This photo taken by the Australian Maritime Safety Authority on March 21, 2014 shows search and rescue officers coordinating the search for missing Malaysia Airlines flight MH370 in their Rescue Coordination Centre in Canberra, Australia. The airliner, which was carrying 239 people, has been missing since March 8, 2014. (UPI/Australian Maritime Safety Authority) | License Photo
KUALA LUMPUR, Malaysia, May 1 (UPI) -- The Malaysian government has released the report mandated by the International Civil Aviation Organization regarding missing Malaysia Airlines flight 370.
The five page document presents the facts -- as they are known -- of MH 370's flight history and subsequent investigation.
MH 370 departed Kuala Lumpur at 12:41 a.m. local time on March 8 en route to Beijing. At 1:19 a.m., Kuala Lumpur air traffic control advised the pilots to contact Ho Chi Minh air traffic control and relayed the radio frequency. "MH 370 acknowledged with 'Good night Malaysian Three Seven Zero.'"

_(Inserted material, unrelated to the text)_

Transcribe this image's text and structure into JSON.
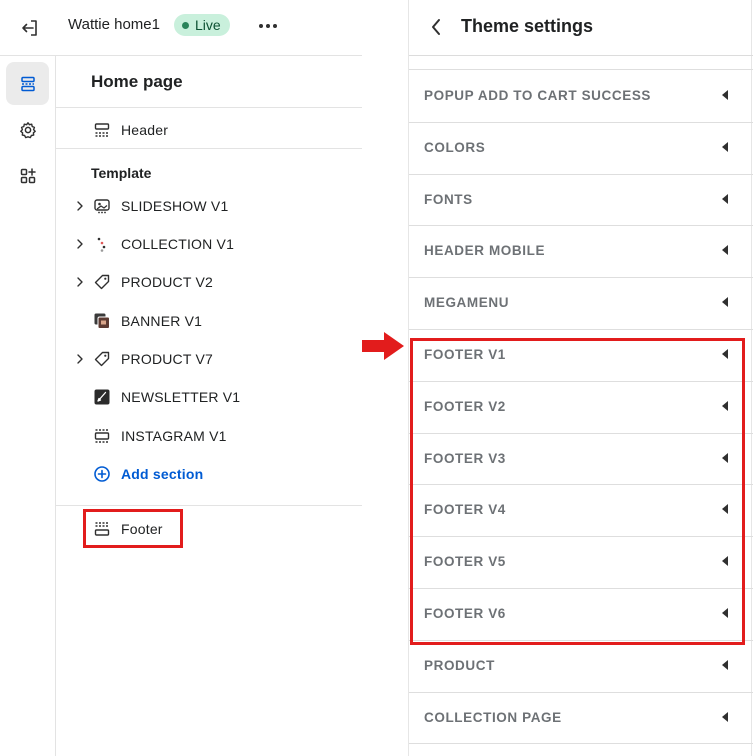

Those were the last recorded words from the cockpit.
At 1:21 a.m., MH370 was viewable on radar. Nine seconds later, however, the radar label disappeared.
Ho Chi Minh air traffic control contacted Kuala Lumpur air traffic control at 1:38 a.m., asking for the whereabouts of MH 370. Kuala Lumpur air traffic controllers reached out to Malaysia Airlines operations center as well as airports in Singapore, Hong Kong, and Phnom Penh. None reported contact with MH370.
Four hours later, at 5:30 a.m. local time, "Kuala Lumpur Rescue Coordination Centre (KL RCC) was activated ... after all efort to communicate and locate the aircraft failed. Search and Rescue (SAR) operations were conducted in the South China Sea where the aircraft position was last known."
The report does not offer an explanation as to why the air traffic controllers at Kuala Lumpur International Airport waited four hours after last contact with MH 370 to activate a search and rescue operation.